Recorded information section start
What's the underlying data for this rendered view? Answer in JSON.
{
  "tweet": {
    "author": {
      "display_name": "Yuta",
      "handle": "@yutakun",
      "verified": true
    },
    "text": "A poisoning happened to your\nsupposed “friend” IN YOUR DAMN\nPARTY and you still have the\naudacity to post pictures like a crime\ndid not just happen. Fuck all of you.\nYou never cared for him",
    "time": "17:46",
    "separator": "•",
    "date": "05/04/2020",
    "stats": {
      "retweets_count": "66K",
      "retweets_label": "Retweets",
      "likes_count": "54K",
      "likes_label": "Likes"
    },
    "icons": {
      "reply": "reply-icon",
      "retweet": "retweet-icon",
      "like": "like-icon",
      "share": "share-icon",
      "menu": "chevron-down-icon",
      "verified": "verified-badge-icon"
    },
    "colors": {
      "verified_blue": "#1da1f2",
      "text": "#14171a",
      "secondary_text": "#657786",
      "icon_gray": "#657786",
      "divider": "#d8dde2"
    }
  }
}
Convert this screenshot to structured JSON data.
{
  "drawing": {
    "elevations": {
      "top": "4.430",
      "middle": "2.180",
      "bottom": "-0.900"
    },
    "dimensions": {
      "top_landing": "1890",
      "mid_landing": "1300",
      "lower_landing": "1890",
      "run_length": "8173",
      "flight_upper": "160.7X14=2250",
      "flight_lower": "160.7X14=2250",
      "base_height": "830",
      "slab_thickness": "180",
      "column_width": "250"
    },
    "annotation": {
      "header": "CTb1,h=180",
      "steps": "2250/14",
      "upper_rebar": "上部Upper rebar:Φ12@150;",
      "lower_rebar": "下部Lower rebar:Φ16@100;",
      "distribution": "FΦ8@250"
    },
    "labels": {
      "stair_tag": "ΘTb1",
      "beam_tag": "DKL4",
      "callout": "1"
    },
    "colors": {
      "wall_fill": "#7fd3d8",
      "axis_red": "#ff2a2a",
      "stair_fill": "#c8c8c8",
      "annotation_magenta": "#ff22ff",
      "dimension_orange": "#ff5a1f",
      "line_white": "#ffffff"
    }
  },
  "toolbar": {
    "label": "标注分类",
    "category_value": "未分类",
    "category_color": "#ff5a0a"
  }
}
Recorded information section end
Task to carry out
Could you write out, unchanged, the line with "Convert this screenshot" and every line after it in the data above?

Your solution
Convert this screenshot to structured JSON data.
{
  "drawing": {
    "elevations": {
      "top": "4.430",
      "middle": "2.180",
      "bottom": "-0.900"
    },
    "dimensions": {
      "top_landing": "1890",
      "mid_landing": "1300",
      "lower_landing": "1890",
      "run_length": "8173",
      "flight_upper": "160.7X14=2250",
      "flight_lower": "160.7X14=2250",
      "base_height": "830",
      "slab_thickness": "180",
      "column_width": "250"
    },
    "annotation": {
      "header": "CTb1,h=180",
      "steps": "2250/14",
      "upper_rebar": "上部Upper rebar:Φ12@150;",
      "lower_rebar": "下部Lower rebar:Φ16@100;",
      "distribution": "FΦ8@250"
    },
    "labels": {
      "stair_tag": "ΘTb1",
      "beam_tag": "DKL4",
      "callout": "1"
    },
    "colors": {
      "wall_fill": "#7fd3d8",
      "axis_red": "#ff2a2a",
      "stair_fill": "#c8c8c8",
      "annotation_magenta": "#ff22ff",
      "dimension_orange": "#ff5a1f",
      "line_white": "#ffffff"
    }
  },
  "toolbar": {
    "label": "标注分类",
    "category_value": "未分类",
    "category_color": "#ff5a0a"
  }
}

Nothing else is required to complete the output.